Your instructions ▸ Please check every line of the listing for "keys" and copy each line where it is found.
+ + + + + + +
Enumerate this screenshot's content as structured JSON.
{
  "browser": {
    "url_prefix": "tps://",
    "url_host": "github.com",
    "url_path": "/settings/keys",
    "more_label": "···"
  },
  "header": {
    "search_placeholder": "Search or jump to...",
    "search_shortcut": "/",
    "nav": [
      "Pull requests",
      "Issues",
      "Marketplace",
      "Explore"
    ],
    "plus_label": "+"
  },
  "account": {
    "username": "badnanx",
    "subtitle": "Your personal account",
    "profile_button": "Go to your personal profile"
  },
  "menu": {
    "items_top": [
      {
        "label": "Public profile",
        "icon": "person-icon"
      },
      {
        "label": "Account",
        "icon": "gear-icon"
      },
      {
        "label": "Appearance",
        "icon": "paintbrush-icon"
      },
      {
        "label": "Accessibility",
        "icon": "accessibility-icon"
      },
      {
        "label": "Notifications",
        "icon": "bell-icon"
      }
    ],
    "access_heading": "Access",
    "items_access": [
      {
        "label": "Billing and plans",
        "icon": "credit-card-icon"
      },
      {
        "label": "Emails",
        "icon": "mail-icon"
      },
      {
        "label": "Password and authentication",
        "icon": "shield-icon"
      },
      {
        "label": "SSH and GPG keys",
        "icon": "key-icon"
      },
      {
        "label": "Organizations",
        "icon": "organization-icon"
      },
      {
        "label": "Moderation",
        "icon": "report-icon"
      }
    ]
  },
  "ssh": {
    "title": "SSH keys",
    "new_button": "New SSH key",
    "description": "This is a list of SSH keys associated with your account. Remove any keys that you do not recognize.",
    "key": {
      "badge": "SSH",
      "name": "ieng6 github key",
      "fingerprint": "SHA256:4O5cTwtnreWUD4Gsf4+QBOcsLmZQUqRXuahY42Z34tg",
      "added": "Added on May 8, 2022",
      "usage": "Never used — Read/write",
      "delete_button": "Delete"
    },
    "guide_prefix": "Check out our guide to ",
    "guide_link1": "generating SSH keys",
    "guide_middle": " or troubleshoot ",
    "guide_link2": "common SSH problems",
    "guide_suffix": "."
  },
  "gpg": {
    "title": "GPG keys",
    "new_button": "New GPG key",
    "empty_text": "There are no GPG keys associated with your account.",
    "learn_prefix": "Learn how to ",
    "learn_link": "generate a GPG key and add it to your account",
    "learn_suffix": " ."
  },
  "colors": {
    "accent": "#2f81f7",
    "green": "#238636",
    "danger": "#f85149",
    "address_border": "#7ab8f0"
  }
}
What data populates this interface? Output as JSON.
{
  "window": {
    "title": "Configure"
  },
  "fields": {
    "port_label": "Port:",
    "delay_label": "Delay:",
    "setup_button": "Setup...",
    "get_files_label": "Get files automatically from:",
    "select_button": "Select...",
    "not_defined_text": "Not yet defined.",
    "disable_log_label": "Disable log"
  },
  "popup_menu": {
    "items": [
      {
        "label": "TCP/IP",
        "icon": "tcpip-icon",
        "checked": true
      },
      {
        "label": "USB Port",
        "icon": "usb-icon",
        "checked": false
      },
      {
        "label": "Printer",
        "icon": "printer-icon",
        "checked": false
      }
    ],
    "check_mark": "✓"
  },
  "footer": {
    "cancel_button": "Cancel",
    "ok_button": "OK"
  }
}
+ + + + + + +
Response area ▸
    "url_path": "/settings/keys",
        "label": "SSH and GPG keys",
    "title": "SSH keys",
    "description": "This is a list of SSH keys associated with your account. Remove any keys that you do not recognize.",
    "guide_link1": "generating SSH keys",
    "title": "GPG keys",
    "empty_text": "There are no GPG keys associated with your account.",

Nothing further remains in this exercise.